E6--I do not know how to achieve the goal (select (obj (spec-of constraint)) (from (set-of (inst-of violated-constraint)))).

This is an error of type e5, and it indicates that the user has not completed the modification. The user needs to create a new method to achieve this goal as follows:

  :goal         (select (obj (spec-of constraint))
                        (from (?vc is (set-of (inst-of violated-constraint)))))
  :result       (inst-of constraint)
  :method-body  (take (obj ?vc)
                      (with (spec-of maximum))
                      (of (r-preference 
                              (r-constrained-variable ?vc)))))

where r-preference is defined as a role of variables and has a numeric range, and r-constrained- variable is defined as a role of constraint and has variable as its range. The user may also need to define a new method for the take subgoal if there is no such method available.

With these modifications to the knowledge base, the propose-and-revise strategy that EXPECT will follow has changed. Because the representation of the new strategy is explicit, EXPECT can reason about it and detect new knowledge gaps in its knowledge base. As a result of the modification just made, there is additional factual information needed including new information about an existing knowledge role and a new kind of knowledge role. EXPECT would then signal the following requests (both of type e5):

E7--I need to know the constrained variable of TrailersForNewCarsOnly.

E8--I need to know the preference of equipment-variable.

E7 is one of the fields in SALT's constraint schema shown in Section 2.2, which was called CONSTRAINED VALUE. E8 is a new knowledge role centered around the notion of variables. In SALT, making the change just described to the revise strategy would have required reprogramming the tool to change the problem-solving method and to add a new schema for the new knowledge role VARIABLE that would acquire preferences for each variable or parameter.

E7 and E8 illustrate that EXPECT has noticed that the change in the problem-solving strategy requires the user to provide new kinds of information about the factual knowledge used by the strategy. This shows that in EXPECT the acquisition of problem-solving knowledge affects the acquisition of factual knowledge. Recall that E2 illustrated the converse.

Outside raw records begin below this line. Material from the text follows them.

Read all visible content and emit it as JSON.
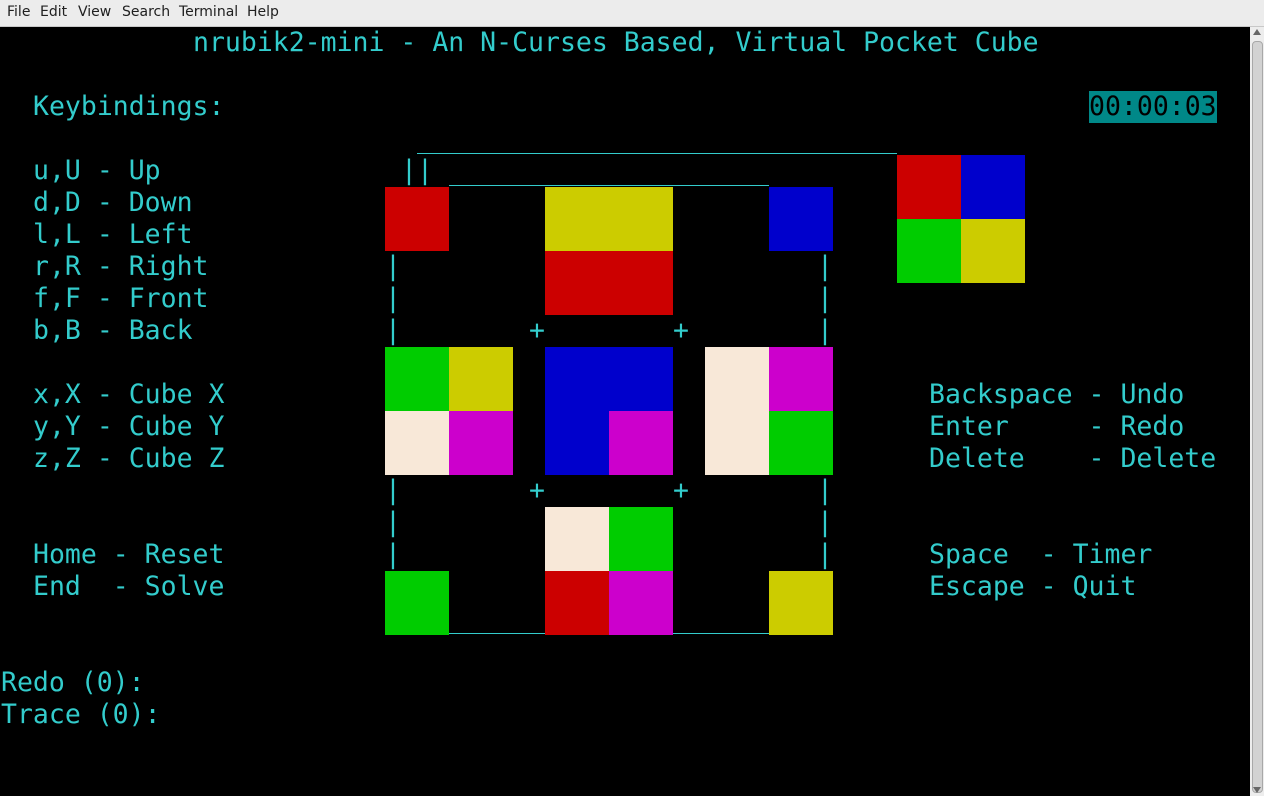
{
  "menu": {
    "file": "File",
    "edit": "Edit",
    "view": "View",
    "search": "Search",
    "terminal": "Terminal",
    "help": "Help"
  },
  "title": "nrubik2-mini - An N-Curses Based, Virtual Pocket Cube",
  "timer": "00:00:03",
  "keybindings": {
    "header": "Keybindings:",
    "up": "u,U - Up",
    "down": "d,D - Down",
    "left": "l,L - Left",
    "right": "r,R - Right",
    "front": "f,F - Front",
    "back": "b,B - Back",
    "cube_x": "x,X - Cube X",
    "cube_y": "y,Y - Cube Y",
    "cube_z": "z,Z - Cube Z",
    "reset": "Home - Reset",
    "solve": "End  - Solve"
  },
  "right_keys": {
    "undo": "Backspace - Undo",
    "redo": "Enter     - Redo",
    "delete": "Delete    - Delete",
    "timer": "Space  - Timer",
    "quit": "Escape - Quit"
  },
  "status": {
    "redo": "Redo (0):",
    "trace": "Trace (0):"
  },
  "glyphs": {
    "double_bar": "||",
    "bar": "|",
    "plus": "+"
  },
  "colors": {
    "fg": "#33cccc",
    "bg": "#000000",
    "red": "#cc0000",
    "blue": "#0000cc",
    "green": "#00cc00",
    "yellow": "#cccc00",
    "white": "#f8e8d8",
    "magenta": "#cc00cc"
  },
  "cube": {
    "back_tl": "red",
    "back_tr": "blue",
    "back_bl": "green",
    "back_br": "yellow",
    "up_back_left": "red",
    "up_mid_1": "yellow",
    "up_mid_2": "yellow",
    "up_back_right": "blue",
    "up_front_1": "red",
    "up_front_2": "red",
    "left_tl": "green",
    "left_tr": "yellow",
    "left_bl": "white",
    "left_br": "magenta",
    "front_tl": "blue",
    "front_tr": "blue",
    "front_bl": "blue",
    "front_br": "magenta",
    "right_tl": "white",
    "right_tr": "magenta",
    "right_bl": "white",
    "right_br": "green",
    "down_front_1": "white",
    "down_front_2": "green",
    "down_back_left": "green",
    "down_mid_1": "red",
    "down_mid_2": "magenta",
    "down_back_right": "yellow"
  }
}
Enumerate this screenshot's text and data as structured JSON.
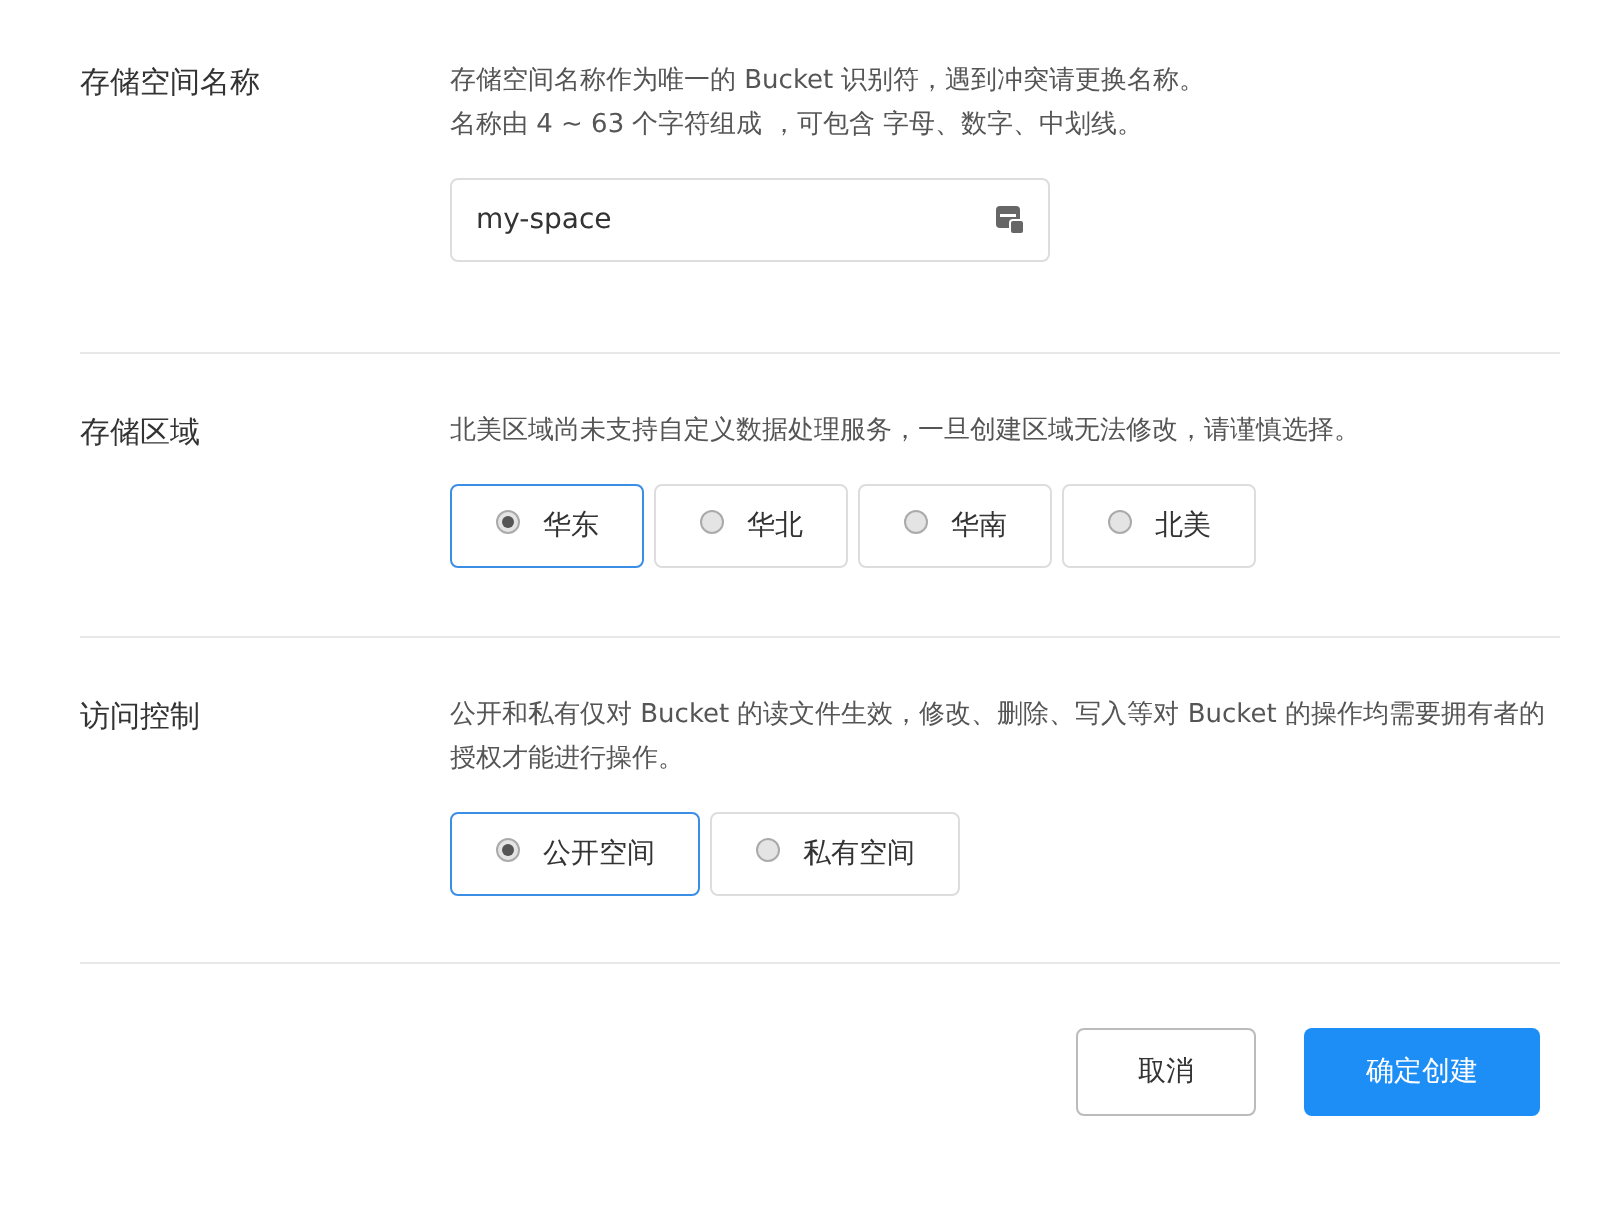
{
  "sections": [
    {
      "label": "存储空间名称",
      "kind": "input",
      "description": [
        "存储空间名称作为唯一的 Bucket 识别符，遇到冲突请更换名称。",
        "名称由 4 ~ 63 个字符组成 ，可包含 字母、数字、中划线。"
      ],
      "value": "my-space"
    },
    {
      "label": "存储区域",
      "kind": "radio",
      "description": [
        "北美区域尚未支持自定义数据处理服务，一旦创建区域无法修改，请谨慎选择。"
      ],
      "options": [
        {
          "label": "华东",
          "selected": true
        },
        {
          "label": "华北",
          "selected": false
        },
        {
          "label": "华南",
          "selected": false
        },
        {
          "label": "北美",
          "selected": false
        }
      ]
    },
    {
      "label": "访问控制",
      "kind": "radio",
      "description": [
        "公开和私有仅对 Bucket 的读文件生效，修改、删除、写入等对 Bucket 的操作均需要拥有者的授权才能进行操作。"
      ],
      "options": [
        {
          "label": "公开空间",
          "selected": true
        },
        {
          "label": "私有空间",
          "selected": false
        }
      ]
    }
  ],
  "buttons": [
    {
      "label": "取消",
      "kind": "secondary"
    },
    {
      "label": "确定创建",
      "kind": "primary"
    }
  ]
}
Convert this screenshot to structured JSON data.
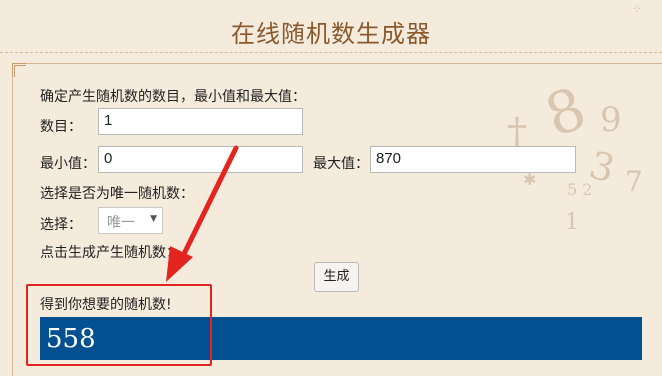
{
  "page": {
    "title": "在线随机数生成器"
  },
  "form": {
    "intro": "确定产生随机数的数目，最小值和最大值：",
    "count_label": "数目：",
    "count_value": "1",
    "min_label": "最小值：",
    "min_value": "0",
    "max_label": "最大值：",
    "max_value": "870",
    "unique_prompt": "选择是否为唯一随机数：",
    "select_label": "选择：",
    "select_value": "唯一",
    "click_prompt": "点击生成产生随机数：",
    "generate_button": "生成"
  },
  "result": {
    "label": "得到你想要的随机数!",
    "value": "558"
  },
  "colors": {
    "background": "#f5ebdd",
    "title": "#8a5a2e",
    "result_bar": "#02508f",
    "annotation": "#e4251f"
  },
  "icons": {
    "select_arrow": "chevron-down-icon",
    "annotation_arrow": "red-arrow-icon",
    "decoration": "number-watermark-decoration"
  }
}
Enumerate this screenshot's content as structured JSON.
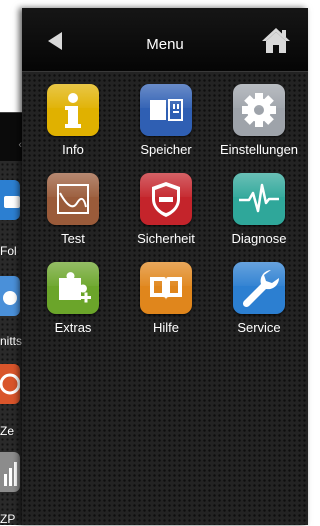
{
  "header": {
    "title": "Menu",
    "back_icon": "back-arrow-icon",
    "home_icon": "home-icon"
  },
  "menu": {
    "items": [
      {
        "label": "Info",
        "icon": "info-icon",
        "color": "#E0B100"
      },
      {
        "label": "Speicher",
        "icon": "storage-icon",
        "color": "#2F5FB3"
      },
      {
        "label": "Einstellungen",
        "icon": "gear-icon",
        "color": "#9EA3AA"
      },
      {
        "label": "Test",
        "icon": "chart-icon",
        "color": "#9A5B3A"
      },
      {
        "label": "Sicherheit",
        "icon": "shield-icon",
        "color": "#C4242B"
      },
      {
        "label": "Diagnose",
        "icon": "pulse-icon",
        "color": "#2FA79A"
      },
      {
        "label": "Extras",
        "icon": "puzzle-icon",
        "color": "#6BA52A"
      },
      {
        "label": "Hilfe",
        "icon": "book-icon",
        "color": "#E0861C"
      },
      {
        "label": "Service",
        "icon": "wrench-icon",
        "color": "#2C7FD1"
      }
    ]
  },
  "background_app": {
    "labels": [
      "Fol",
      "nitts",
      "Ze",
      "ZP"
    ]
  }
}
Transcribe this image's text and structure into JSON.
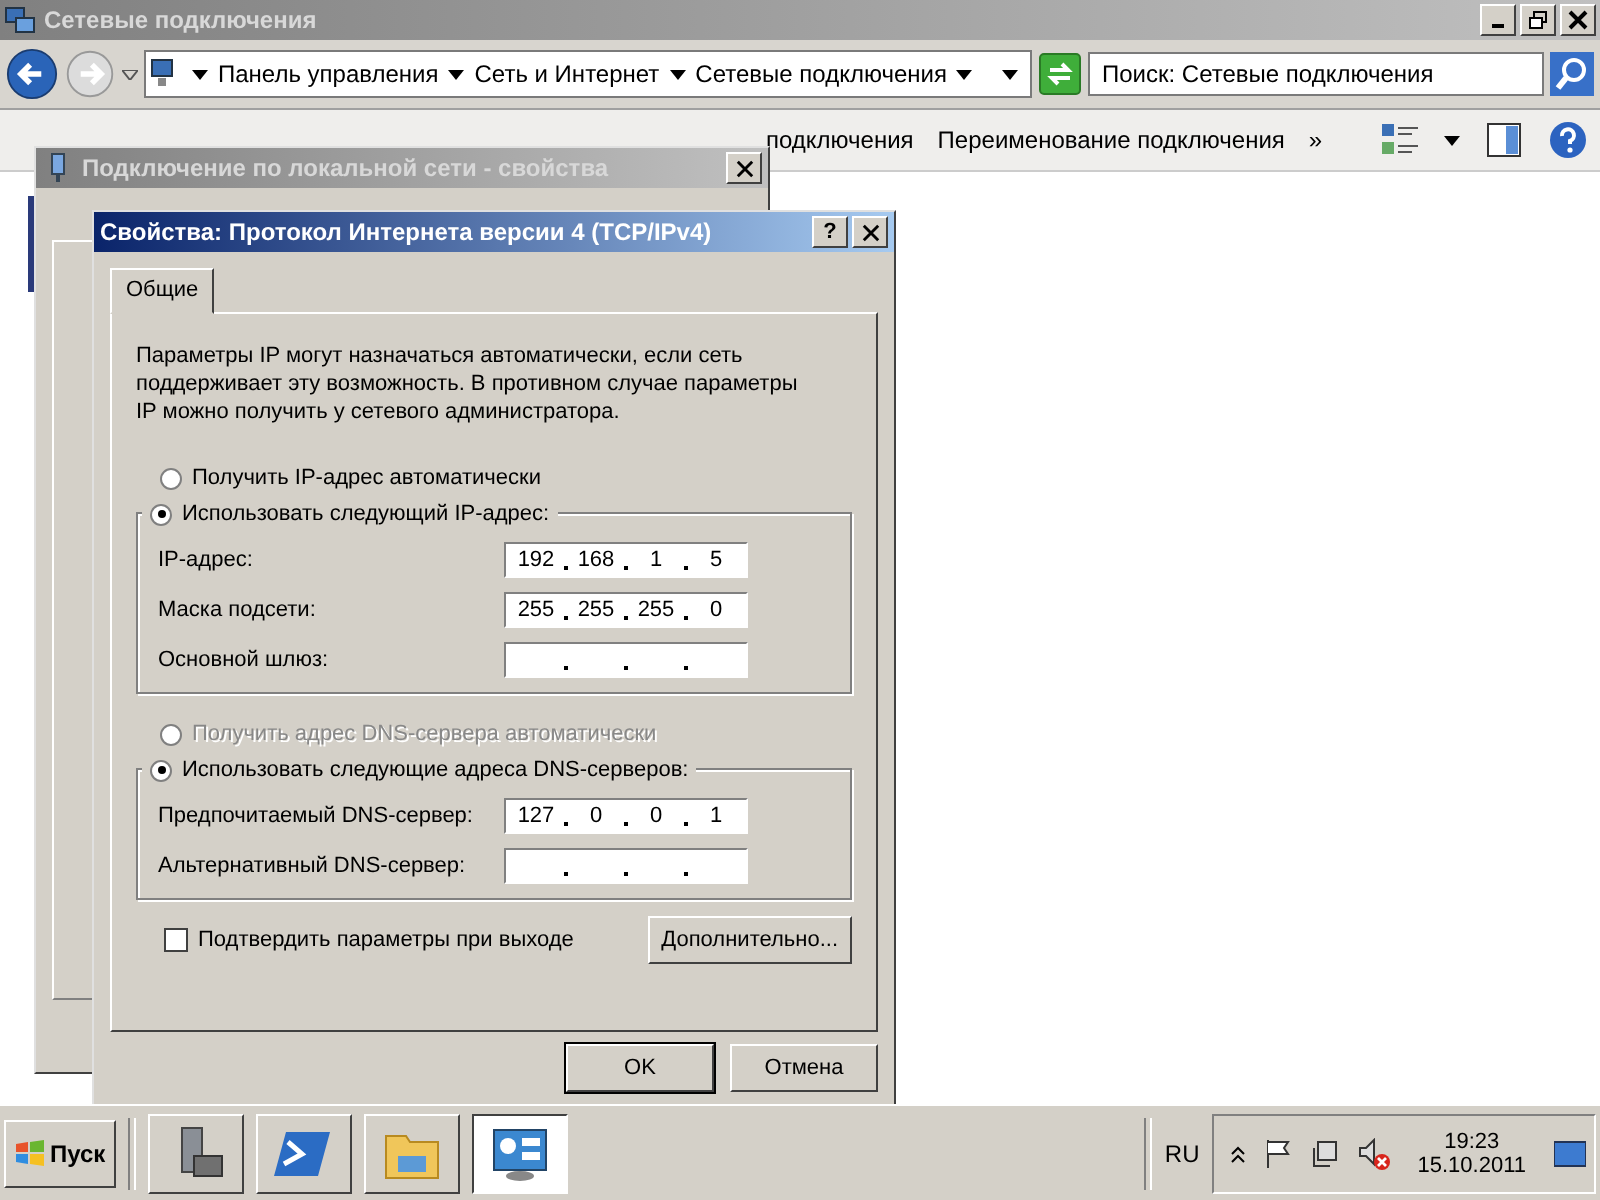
{
  "explorer": {
    "title": "Сетевые подключения",
    "breadcrumb": [
      "Панель управления",
      "Сеть и Интернет",
      "Сетевые подключения"
    ],
    "search": {
      "placeholder": "Поиск: Сетевые подключения"
    },
    "toolbar": [
      "подключения",
      "Переименование подключения"
    ],
    "overflow": "»"
  },
  "back_dialog": {
    "title": "Подключение по локальной сети - свойства"
  },
  "dialog": {
    "title": "Свойства: Протокол Интернета версии 4 (TCP/IPv4)",
    "help": "?",
    "tabs": [
      {
        "label": "Общие",
        "selected": true
      }
    ],
    "description": "Параметры IP могут назначаться автоматически, если сеть поддерживает эту возможность. В противном случае параметры IP можно получить у сетевого администратора.",
    "ip_modes": [
      {
        "label": "Получить IP-адрес автоматически",
        "selected": false,
        "disabled": false
      },
      {
        "label": "Использовать следующий IP-адрес:",
        "selected": true,
        "disabled": false
      }
    ],
    "ip_fields": [
      {
        "label": "IP-адрес:",
        "octets": [
          "192",
          "168",
          "1",
          "5"
        ]
      },
      {
        "label": "Маска подсети:",
        "octets": [
          "255",
          "255",
          "255",
          "0"
        ]
      },
      {
        "label": "Основной шлюз:"
      }
    ],
    "dns_modes": [
      {
        "label": "Получить адрес DNS-сервера автоматически",
        "selected": false,
        "disabled": true
      },
      {
        "label": "Использовать следующие адреса DNS-серверов:",
        "selected": true,
        "disabled": false
      }
    ],
    "dns_fields": [
      {
        "label": "Предпочитаемый DNS-сервер:",
        "octets": [
          "127",
          "0",
          "0",
          "1"
        ]
      },
      {
        "label": "Альтернативный DNS-сервер:"
      }
    ],
    "confirm": {
      "label": "Подтвердить параметры при выходе",
      "checked": false
    },
    "advanced": "Дополнительно...",
    "buttons": [
      "OK",
      "Отмена"
    ]
  },
  "taskbar": {
    "start": "Пуск",
    "apps": [
      {
        "kind": "server",
        "selected": false
      },
      {
        "kind": "shell",
        "selected": false
      },
      {
        "kind": "folder",
        "selected": false
      },
      {
        "kind": "panel",
        "selected": true
      }
    ],
    "language": "RU",
    "time": "19:23",
    "date": "15.10.2011"
  }
}
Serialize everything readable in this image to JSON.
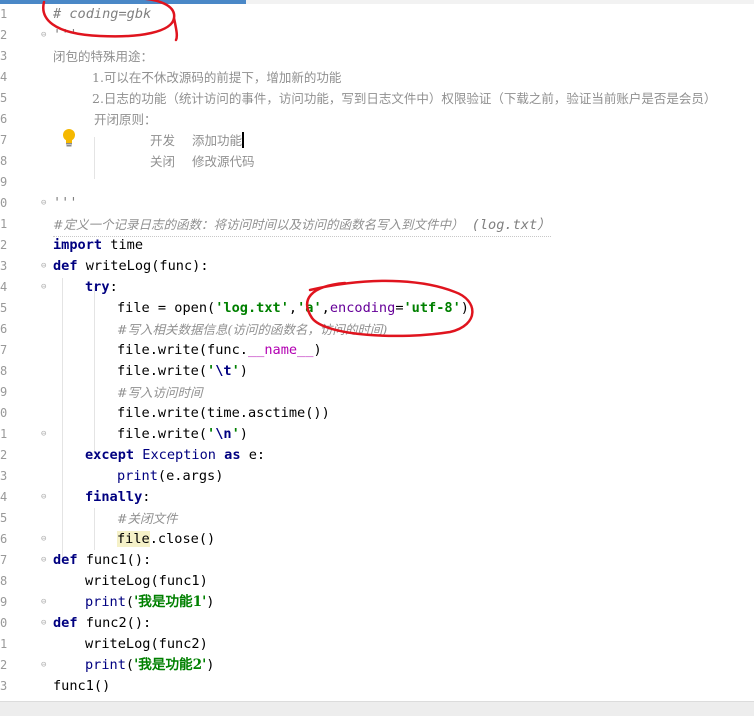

next up previous
Next: Discussion Up: Knowledge Acquisition for Propose-and-Revise Previous: Acquiring New Constraints and

Yolanda Gil
Tue Oct 1 12:56:15 PDT 1996